The task |
Filter the data below for the string "period" and copy each matching line.

Source information |
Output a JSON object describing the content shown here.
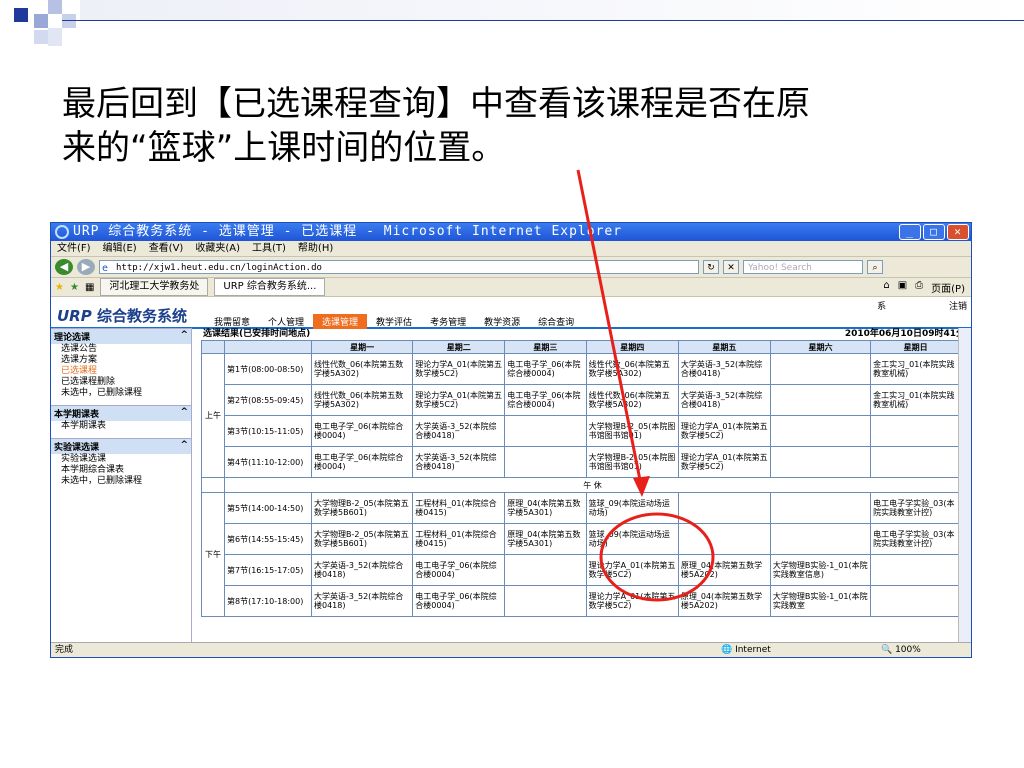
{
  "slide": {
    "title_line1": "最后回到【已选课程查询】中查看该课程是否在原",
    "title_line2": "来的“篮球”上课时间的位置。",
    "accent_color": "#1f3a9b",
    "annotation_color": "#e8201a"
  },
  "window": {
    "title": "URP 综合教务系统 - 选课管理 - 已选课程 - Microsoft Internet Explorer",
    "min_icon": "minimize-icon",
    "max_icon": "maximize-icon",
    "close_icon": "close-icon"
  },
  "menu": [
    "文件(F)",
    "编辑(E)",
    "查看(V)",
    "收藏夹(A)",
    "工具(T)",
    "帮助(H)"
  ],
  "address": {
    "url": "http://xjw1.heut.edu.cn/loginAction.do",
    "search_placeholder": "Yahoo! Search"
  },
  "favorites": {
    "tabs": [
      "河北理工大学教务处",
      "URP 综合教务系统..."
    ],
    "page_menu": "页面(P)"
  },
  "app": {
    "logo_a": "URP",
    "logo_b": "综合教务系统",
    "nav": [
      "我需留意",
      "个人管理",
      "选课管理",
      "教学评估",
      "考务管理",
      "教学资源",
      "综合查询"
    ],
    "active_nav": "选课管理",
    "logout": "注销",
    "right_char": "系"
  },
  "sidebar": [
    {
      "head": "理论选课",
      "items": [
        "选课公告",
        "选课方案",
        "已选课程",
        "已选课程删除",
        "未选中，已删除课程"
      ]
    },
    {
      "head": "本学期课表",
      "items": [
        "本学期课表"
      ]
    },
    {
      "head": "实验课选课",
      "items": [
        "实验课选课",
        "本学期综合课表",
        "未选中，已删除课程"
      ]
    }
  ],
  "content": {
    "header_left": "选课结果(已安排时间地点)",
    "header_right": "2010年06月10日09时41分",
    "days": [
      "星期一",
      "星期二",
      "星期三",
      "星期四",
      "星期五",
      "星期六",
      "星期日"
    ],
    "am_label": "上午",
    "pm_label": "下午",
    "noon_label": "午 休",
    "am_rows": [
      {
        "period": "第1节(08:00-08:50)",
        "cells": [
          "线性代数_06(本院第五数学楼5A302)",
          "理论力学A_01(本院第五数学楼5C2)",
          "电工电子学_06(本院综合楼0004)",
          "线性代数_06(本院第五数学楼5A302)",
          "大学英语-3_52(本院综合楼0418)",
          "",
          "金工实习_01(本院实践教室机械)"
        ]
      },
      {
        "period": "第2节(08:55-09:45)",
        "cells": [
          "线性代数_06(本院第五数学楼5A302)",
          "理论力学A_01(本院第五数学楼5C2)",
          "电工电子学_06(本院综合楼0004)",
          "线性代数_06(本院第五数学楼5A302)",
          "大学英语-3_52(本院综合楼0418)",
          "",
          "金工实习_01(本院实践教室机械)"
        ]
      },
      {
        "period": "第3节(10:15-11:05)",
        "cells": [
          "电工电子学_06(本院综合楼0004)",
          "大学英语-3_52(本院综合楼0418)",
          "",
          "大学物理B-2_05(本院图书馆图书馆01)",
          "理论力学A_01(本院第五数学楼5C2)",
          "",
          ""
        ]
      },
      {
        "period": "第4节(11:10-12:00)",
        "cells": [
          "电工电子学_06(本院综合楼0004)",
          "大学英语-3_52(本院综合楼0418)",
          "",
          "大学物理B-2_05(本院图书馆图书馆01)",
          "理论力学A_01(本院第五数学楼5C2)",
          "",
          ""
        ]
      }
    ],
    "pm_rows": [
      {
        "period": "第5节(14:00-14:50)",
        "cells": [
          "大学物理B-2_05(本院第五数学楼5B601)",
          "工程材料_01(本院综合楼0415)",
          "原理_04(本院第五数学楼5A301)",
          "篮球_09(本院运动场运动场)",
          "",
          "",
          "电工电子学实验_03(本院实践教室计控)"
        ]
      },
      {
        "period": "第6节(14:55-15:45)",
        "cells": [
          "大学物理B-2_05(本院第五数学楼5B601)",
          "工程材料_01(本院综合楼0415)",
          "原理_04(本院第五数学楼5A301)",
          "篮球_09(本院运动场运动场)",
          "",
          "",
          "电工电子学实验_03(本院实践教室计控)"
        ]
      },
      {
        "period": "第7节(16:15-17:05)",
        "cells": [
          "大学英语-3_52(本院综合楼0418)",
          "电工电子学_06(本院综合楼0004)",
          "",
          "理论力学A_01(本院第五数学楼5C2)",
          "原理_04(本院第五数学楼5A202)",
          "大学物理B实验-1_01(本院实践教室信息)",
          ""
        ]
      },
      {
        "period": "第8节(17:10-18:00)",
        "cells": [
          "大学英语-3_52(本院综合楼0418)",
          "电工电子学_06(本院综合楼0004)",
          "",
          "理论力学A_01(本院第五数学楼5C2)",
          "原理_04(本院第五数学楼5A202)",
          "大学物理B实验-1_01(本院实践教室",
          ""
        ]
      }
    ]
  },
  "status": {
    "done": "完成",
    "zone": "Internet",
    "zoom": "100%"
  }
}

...

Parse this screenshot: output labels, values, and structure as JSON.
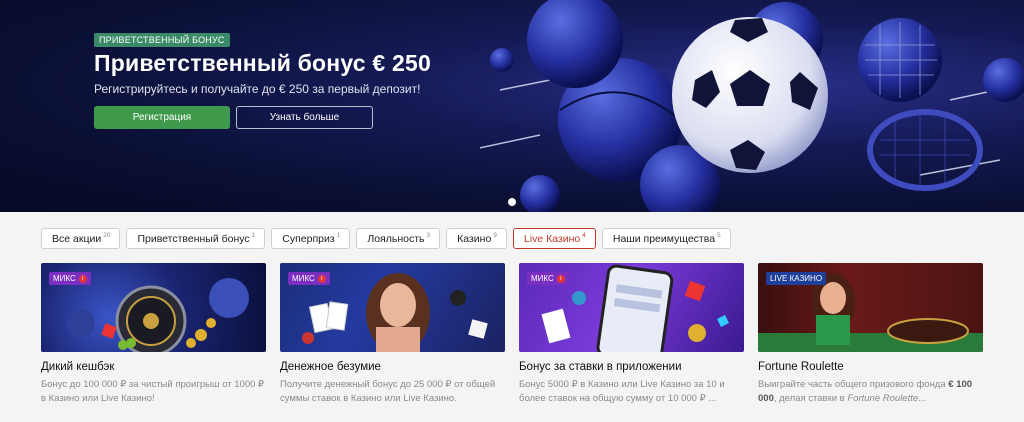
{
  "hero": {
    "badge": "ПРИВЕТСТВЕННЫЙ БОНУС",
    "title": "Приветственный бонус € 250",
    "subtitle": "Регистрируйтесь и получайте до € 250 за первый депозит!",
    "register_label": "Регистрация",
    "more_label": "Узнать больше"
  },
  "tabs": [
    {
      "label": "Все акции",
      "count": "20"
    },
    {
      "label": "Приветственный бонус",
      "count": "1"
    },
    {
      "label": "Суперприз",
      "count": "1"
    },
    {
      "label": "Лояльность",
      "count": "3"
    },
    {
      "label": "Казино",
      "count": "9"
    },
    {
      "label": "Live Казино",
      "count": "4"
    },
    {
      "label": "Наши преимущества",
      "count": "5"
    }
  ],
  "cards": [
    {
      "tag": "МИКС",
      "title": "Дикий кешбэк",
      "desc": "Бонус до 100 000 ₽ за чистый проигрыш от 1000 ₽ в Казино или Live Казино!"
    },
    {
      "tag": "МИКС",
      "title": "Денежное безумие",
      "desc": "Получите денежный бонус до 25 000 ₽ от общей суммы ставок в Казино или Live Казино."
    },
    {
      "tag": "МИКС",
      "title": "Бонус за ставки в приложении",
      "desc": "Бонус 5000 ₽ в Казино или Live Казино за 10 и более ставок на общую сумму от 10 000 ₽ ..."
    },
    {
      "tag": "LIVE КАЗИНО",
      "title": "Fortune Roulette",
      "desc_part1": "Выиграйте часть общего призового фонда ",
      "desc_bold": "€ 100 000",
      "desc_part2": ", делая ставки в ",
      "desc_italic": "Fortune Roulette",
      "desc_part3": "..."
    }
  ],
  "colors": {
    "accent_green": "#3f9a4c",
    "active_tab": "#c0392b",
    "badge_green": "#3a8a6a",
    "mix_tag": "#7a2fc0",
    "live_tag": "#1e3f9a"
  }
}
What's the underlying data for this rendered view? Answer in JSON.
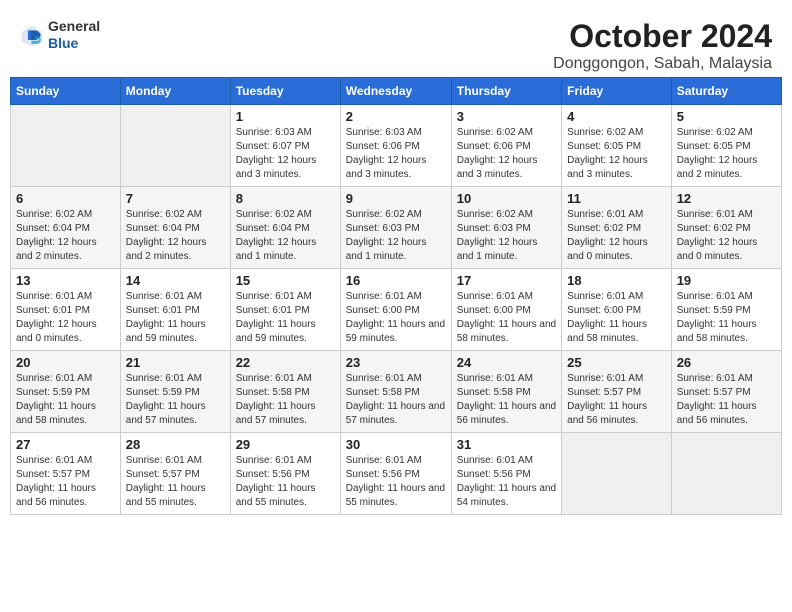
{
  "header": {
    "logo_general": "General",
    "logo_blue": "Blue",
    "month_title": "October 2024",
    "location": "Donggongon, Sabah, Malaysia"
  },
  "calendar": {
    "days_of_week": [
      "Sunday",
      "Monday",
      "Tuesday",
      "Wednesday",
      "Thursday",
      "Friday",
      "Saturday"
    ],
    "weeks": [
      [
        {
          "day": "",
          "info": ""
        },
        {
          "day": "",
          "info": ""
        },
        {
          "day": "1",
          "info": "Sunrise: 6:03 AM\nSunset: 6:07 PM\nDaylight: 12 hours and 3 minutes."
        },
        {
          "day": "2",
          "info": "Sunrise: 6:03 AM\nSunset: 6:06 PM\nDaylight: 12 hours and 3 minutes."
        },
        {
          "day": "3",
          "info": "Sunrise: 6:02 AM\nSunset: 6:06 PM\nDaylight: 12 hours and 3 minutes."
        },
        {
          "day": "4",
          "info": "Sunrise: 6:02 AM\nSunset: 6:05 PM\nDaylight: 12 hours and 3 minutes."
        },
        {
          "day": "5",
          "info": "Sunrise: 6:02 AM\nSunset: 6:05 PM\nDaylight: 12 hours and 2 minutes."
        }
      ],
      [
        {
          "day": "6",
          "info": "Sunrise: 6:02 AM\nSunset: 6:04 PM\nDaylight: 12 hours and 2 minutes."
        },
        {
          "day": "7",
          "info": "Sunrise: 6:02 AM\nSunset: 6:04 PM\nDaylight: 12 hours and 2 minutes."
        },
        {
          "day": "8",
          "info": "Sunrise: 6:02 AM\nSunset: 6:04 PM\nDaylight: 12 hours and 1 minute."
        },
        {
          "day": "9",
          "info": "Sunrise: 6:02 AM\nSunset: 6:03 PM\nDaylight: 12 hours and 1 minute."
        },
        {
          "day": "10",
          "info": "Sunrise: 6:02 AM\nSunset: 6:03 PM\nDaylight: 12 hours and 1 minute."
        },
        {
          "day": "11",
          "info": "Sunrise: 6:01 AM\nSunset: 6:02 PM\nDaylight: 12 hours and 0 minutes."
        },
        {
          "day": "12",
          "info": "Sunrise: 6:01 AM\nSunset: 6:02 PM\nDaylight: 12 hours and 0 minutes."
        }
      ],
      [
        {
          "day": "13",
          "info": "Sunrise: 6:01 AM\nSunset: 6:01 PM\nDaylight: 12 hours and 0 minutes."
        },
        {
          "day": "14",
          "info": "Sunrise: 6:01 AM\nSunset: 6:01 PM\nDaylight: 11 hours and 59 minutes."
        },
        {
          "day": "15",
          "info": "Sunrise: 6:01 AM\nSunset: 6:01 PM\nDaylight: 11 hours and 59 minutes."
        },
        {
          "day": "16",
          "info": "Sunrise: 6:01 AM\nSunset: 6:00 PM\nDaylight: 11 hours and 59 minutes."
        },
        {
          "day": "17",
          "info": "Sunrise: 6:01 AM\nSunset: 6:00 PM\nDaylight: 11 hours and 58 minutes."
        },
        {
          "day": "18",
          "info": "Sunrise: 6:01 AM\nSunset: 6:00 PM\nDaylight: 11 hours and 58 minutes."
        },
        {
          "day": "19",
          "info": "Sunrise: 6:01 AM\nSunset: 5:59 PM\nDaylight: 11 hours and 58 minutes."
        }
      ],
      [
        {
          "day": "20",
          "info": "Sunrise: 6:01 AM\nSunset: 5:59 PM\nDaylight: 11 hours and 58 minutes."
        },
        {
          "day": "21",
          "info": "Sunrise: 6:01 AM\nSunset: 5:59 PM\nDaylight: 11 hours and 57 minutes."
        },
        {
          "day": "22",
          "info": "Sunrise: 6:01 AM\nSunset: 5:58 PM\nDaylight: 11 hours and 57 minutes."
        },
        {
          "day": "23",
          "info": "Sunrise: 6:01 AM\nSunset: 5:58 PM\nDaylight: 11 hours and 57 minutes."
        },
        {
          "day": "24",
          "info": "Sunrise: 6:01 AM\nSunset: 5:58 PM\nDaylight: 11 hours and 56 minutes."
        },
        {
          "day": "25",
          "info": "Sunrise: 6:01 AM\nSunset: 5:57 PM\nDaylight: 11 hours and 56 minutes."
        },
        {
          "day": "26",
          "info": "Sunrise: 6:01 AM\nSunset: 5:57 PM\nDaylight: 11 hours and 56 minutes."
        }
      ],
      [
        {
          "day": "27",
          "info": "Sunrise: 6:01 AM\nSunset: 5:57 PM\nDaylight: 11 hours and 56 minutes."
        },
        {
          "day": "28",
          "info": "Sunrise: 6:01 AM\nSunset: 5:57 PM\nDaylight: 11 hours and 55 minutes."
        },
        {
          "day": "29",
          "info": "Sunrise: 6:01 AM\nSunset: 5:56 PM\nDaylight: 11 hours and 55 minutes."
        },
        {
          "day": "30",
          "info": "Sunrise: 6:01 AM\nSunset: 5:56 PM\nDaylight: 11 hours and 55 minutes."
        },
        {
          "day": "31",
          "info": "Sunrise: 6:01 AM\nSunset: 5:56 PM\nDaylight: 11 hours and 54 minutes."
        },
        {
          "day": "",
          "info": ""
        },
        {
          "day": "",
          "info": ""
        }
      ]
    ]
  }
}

The answer |
        "period": "第1节(08:00-08:50)",
        "period": "第2节(08:55-09:45)",
        "period": "第3节(10:15-11:05)",
        "period": "第4节(11:10-12:00)",
        "period": "第5节(14:00-14:50)",
        "period": "第6节(14:55-15:45)",
        "period": "第7节(16:15-17:05)",
        "period": "第8节(17:10-18:00)",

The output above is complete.